* _Web page and app entries_
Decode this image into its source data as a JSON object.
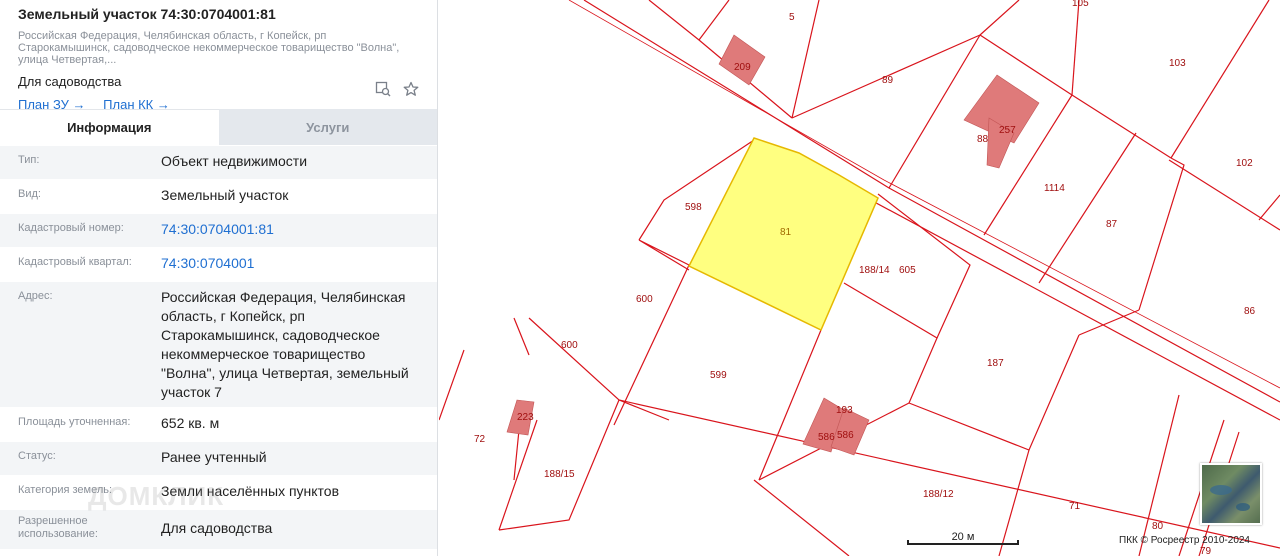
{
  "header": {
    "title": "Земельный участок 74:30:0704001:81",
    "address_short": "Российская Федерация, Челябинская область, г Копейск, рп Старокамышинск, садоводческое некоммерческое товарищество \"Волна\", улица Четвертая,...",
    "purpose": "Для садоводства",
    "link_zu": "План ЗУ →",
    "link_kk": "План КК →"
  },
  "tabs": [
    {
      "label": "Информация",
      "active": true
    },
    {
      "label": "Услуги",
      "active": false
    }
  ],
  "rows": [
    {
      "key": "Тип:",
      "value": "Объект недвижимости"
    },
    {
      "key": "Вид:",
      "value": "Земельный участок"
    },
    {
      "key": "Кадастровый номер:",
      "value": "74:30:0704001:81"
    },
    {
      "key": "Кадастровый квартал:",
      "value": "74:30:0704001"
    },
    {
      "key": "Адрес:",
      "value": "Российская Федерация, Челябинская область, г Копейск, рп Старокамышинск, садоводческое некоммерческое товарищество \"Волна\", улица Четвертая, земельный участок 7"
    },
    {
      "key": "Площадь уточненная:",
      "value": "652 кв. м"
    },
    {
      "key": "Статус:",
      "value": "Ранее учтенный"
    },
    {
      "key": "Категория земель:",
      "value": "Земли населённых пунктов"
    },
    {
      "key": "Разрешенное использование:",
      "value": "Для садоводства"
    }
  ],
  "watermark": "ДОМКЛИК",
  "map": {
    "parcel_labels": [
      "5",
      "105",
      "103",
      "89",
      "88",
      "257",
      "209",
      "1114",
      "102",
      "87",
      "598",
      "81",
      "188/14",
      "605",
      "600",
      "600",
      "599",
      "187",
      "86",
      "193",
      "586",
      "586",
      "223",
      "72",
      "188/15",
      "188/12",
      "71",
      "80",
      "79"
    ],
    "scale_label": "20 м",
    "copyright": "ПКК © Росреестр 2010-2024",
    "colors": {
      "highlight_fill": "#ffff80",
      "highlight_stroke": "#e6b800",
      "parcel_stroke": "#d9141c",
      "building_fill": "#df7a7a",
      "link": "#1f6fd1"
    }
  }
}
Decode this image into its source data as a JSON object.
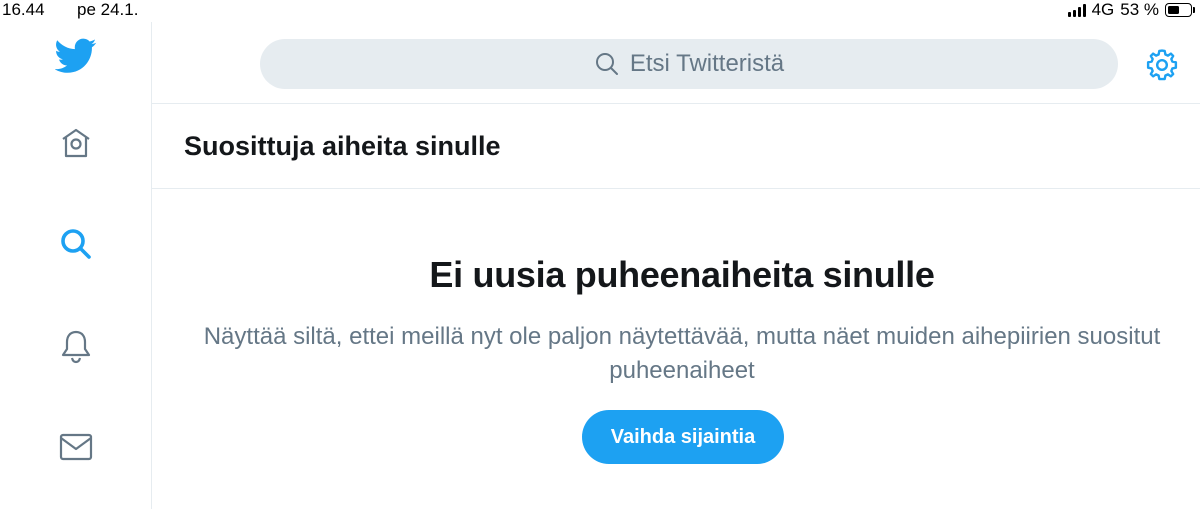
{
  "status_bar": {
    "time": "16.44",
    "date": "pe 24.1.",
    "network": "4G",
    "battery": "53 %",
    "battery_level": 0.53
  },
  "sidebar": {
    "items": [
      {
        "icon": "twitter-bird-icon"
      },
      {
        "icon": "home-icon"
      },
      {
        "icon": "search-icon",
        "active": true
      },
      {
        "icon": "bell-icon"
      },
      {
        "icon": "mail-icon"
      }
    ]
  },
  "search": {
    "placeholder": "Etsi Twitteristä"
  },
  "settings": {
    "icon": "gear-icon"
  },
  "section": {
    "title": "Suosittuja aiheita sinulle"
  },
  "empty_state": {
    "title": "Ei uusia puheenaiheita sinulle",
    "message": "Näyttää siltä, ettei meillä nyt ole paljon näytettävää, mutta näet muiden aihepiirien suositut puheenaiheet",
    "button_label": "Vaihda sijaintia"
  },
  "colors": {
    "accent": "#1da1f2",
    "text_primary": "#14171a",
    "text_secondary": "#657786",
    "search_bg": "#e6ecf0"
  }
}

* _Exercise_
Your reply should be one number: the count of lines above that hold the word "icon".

* _Exercise response_
6